HRW also deemed holding cells at the U.S. border unhygienic, alleging that they often do not provide hand soap. This means that parents are unable to hygienically clean their hands before and after eating, feeding infants, using the toilet or changing infants's diapers.

One woman interviewed by HRW said she and her-five-year-old son were left "sitting on the cement floor, completely freezing" after being placed in a cold cell, despite being soaked from wading across the Rio Grande.

"In the end, I had to sleep seated upright, with my son in my lap, because I couldn't let him lay down on the cement floor," she said.

A CBP official told Newsweek the agency "is aware of the Human Rights Watch report and has met with the organization about the concerns in that report."

The agency said it operates "short-term detention facilities," maintaining that detained individuals are "generally held for 72 hours or less, as defined in the Trade Facilitation and Trade Enforcement Act."

It added that "CBP treats all individuals with dignity and respect, and ensures that all such facilities meet all relevant legal and policy requirements." It also said agents and officers must monitor conditions in hold rooms, saying it has several "compliance mechanisms" in place, including a self-inspections program and inspections by CBP's Management Inspection Division.

HRW said that while CBP officials have consistently denied that holding cells are cold, detainees regularly report that the temperatures in such facilities feel much colder than in other immigration detention centers.

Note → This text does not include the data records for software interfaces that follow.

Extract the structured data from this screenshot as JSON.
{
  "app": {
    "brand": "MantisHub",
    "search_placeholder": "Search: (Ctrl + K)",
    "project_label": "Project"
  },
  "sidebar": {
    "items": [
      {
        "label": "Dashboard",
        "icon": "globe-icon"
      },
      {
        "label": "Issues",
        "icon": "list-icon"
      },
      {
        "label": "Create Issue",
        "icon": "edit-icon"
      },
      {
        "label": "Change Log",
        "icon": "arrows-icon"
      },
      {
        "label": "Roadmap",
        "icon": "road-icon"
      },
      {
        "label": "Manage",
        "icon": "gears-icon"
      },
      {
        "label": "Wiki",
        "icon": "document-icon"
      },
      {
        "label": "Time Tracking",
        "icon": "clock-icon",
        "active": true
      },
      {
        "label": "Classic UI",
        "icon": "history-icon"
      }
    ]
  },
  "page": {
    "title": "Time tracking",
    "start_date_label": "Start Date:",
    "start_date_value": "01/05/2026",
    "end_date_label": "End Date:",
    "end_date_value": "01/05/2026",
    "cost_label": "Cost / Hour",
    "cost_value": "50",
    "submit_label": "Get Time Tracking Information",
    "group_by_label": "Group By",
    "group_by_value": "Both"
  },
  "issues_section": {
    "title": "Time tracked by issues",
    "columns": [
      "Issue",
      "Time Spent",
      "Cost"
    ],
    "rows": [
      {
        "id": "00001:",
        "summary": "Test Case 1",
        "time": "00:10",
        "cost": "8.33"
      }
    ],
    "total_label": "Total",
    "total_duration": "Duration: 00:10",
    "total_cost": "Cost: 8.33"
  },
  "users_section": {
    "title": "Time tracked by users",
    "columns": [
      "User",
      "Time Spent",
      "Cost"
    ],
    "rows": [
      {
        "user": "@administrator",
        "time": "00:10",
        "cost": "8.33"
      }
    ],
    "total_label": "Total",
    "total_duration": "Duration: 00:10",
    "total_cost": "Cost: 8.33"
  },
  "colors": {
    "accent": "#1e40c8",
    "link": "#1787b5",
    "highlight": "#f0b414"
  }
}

In October 2017, the Women's Refugee Commission also reported that nearly all of about 150 women interviewed in 2016 and 2017 said they were held in "freezing cold" CBP facilities for days on end.